Dataset rows for apps and sites:
_ _ _ _

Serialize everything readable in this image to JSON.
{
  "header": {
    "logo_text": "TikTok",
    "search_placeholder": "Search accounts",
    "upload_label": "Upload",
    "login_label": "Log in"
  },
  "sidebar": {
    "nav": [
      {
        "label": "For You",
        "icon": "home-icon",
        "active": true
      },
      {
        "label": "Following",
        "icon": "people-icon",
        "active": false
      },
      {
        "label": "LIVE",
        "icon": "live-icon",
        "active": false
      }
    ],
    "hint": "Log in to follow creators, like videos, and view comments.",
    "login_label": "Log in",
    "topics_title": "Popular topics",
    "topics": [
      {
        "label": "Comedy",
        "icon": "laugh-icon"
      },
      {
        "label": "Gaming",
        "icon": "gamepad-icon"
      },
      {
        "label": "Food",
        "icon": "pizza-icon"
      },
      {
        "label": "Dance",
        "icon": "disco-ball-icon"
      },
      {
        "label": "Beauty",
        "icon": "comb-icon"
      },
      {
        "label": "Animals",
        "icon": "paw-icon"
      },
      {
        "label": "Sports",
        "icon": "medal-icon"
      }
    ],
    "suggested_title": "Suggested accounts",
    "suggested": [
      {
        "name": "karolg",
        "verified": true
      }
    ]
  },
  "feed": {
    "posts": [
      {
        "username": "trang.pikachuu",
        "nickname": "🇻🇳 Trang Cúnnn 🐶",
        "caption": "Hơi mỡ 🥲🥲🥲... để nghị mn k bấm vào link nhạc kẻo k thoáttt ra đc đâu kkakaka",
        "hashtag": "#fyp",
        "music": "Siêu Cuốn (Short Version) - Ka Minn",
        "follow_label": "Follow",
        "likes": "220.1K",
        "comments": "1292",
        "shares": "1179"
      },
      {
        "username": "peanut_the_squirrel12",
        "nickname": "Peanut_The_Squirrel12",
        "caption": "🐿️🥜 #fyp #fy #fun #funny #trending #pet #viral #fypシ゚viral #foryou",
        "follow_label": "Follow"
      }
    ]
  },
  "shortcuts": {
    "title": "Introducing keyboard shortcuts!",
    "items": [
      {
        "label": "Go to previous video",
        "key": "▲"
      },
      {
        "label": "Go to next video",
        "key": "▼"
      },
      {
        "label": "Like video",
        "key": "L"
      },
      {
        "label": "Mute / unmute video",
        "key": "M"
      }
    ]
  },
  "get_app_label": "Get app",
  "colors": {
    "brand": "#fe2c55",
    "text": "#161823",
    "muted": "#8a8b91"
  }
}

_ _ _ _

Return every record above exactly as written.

Serialize everything readable in this image to JSON.
{
  "header": {
    "logo_text": "TikTok",
    "search_placeholder": "Search accounts",
    "upload_label": "Upload",
    "login_label": "Log in"
  },
  "sidebar": {
    "nav": [
      {
        "label": "For You",
        "icon": "home-icon",
        "active": true
      },
      {
        "label": "Following",
        "icon": "people-icon",
        "active": false
      },
      {
        "label": "LIVE",
        "icon": "live-icon",
        "active": false
      }
    ],
    "hint": "Log in to follow creators, like videos, and view comments.",
    "login_label": "Log in",
    "topics_title": "Popular topics",
    "topics": [
      {
        "label": "Comedy",
        "icon": "laugh-icon"
      },
      {
        "label": "Gaming",
        "icon": "gamepad-icon"
      },
      {
        "label": "Food",
        "icon": "pizza-icon"
      },
      {
        "label": "Dance",
        "icon": "disco-ball-icon"
      },
      {
        "label": "Beauty",
        "icon": "comb-icon"
      },
      {
        "label": "Animals",
        "icon": "paw-icon"
      },
      {
        "label": "Sports",
        "icon": "medal-icon"
      }
    ],
    "suggested_title": "Suggested accounts",
    "suggested": [
      {
        "name": "karolg",
        "verified": true
      }
    ]
  },
  "feed": {
    "posts": [
      {
        "username": "trang.pikachuu",
        "nickname": "🇻🇳 Trang Cúnnn 🐶",
        "caption": "Hơi mỡ 🥲🥲🥲... để nghị mn k bấm vào link nhạc kẻo k thoáttt ra đc đâu kkakaka",
        "hashtag": "#fyp",
        "music": "Siêu Cuốn (Short Version) - Ka Minn",
        "follow_label": "Follow",
        "likes": "220.1K",
        "comments": "1292",
        "shares": "1179"
      },
      {
        "username": "peanut_the_squirrel12",
        "nickname": "Peanut_The_Squirrel12",
        "caption": "🐿️🥜 #fyp #fy #fun #funny #trending #pet #viral #fypシ゚viral #foryou",
        "follow_label": "Follow"
      }
    ]
  },
  "shortcuts": {
    "title": "Introducing keyboard shortcuts!",
    "items": [
      {
        "label": "Go to previous video",
        "key": "▲"
      },
      {
        "label": "Go to next video",
        "key": "▼"
      },
      {
        "label": "Like video",
        "key": "L"
      },
      {
        "label": "Mute / unmute video",
        "key": "M"
      }
    ]
  },
  "get_app_label": "Get app",
  "colors": {
    "brand": "#fe2c55",
    "text": "#161823",
    "muted": "#8a8b91"
  }
}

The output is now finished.